*WHAT THE TASK REQUIRES*: Extract all lines that hold "with" from the records below.

*RECORDS PROVIDED*:
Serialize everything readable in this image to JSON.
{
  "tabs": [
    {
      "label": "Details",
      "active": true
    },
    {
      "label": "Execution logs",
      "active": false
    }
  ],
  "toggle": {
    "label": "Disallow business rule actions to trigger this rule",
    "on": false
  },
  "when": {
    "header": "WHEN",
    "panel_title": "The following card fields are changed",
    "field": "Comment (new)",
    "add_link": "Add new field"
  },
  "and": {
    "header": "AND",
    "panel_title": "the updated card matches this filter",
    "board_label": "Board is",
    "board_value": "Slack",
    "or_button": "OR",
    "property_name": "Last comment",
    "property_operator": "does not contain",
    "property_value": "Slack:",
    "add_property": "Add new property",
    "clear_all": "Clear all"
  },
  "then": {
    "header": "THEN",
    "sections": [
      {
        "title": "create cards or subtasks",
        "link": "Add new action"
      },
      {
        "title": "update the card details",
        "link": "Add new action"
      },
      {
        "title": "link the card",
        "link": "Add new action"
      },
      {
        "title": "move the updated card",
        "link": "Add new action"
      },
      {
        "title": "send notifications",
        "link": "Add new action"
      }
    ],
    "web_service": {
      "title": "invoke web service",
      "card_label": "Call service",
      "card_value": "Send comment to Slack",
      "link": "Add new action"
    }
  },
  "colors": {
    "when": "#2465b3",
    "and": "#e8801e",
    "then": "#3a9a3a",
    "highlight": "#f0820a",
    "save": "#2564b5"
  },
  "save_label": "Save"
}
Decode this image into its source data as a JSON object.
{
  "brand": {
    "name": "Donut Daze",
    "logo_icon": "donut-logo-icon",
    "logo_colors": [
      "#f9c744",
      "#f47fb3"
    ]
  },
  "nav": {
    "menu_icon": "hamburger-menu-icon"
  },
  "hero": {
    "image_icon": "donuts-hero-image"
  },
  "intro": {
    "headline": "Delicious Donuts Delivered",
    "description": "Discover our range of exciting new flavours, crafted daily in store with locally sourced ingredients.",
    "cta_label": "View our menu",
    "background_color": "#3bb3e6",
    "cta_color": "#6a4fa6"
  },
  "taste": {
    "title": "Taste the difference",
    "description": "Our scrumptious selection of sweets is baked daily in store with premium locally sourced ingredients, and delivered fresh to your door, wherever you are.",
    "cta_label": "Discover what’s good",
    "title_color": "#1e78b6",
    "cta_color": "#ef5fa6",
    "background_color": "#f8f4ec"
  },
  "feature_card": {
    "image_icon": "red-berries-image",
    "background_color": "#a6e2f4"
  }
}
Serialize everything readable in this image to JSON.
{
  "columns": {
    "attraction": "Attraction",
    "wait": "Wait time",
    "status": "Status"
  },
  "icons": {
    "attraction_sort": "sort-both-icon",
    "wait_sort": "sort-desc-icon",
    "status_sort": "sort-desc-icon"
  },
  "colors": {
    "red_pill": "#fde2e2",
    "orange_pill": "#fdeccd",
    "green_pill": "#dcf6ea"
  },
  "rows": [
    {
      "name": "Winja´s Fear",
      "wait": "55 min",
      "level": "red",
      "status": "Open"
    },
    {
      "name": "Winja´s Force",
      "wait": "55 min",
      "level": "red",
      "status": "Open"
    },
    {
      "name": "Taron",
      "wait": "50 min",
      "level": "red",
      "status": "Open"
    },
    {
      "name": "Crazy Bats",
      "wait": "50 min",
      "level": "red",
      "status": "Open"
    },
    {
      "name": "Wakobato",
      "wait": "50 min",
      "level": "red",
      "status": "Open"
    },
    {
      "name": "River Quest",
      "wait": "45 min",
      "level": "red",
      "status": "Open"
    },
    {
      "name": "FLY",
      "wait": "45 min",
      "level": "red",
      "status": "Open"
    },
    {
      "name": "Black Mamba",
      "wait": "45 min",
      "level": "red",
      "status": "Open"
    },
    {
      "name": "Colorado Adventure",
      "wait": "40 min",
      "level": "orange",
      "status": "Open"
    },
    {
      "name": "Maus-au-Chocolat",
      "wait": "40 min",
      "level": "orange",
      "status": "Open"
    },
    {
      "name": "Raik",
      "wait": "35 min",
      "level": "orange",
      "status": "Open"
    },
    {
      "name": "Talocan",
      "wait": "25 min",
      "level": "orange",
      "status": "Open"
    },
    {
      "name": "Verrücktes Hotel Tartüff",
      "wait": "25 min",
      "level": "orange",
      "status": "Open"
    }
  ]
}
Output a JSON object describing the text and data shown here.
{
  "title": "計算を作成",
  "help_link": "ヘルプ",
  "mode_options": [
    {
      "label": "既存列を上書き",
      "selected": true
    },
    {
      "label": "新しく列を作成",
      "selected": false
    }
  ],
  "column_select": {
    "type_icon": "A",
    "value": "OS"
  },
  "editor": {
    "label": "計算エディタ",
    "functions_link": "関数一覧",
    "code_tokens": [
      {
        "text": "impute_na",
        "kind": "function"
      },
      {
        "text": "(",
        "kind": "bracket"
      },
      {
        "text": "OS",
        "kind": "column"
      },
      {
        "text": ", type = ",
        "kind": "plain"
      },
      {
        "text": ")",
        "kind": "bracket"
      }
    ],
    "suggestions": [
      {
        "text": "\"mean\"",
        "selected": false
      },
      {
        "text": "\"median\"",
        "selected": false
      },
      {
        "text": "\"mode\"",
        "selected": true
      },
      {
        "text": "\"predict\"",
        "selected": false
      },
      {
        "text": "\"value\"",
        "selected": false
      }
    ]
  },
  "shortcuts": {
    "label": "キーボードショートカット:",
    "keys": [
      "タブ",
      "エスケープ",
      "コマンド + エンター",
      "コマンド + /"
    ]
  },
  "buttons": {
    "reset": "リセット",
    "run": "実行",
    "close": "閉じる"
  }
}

*FINISHED TASK*:
    "description": "Discover our range of exciting new flavours, crafted daily in store with locally sourced ingredients.",
    "description": "Our scrumptious selection of sweets is baked daily in store with premium locally sourced ingredients, and delivered fresh to your door, wherever you are.",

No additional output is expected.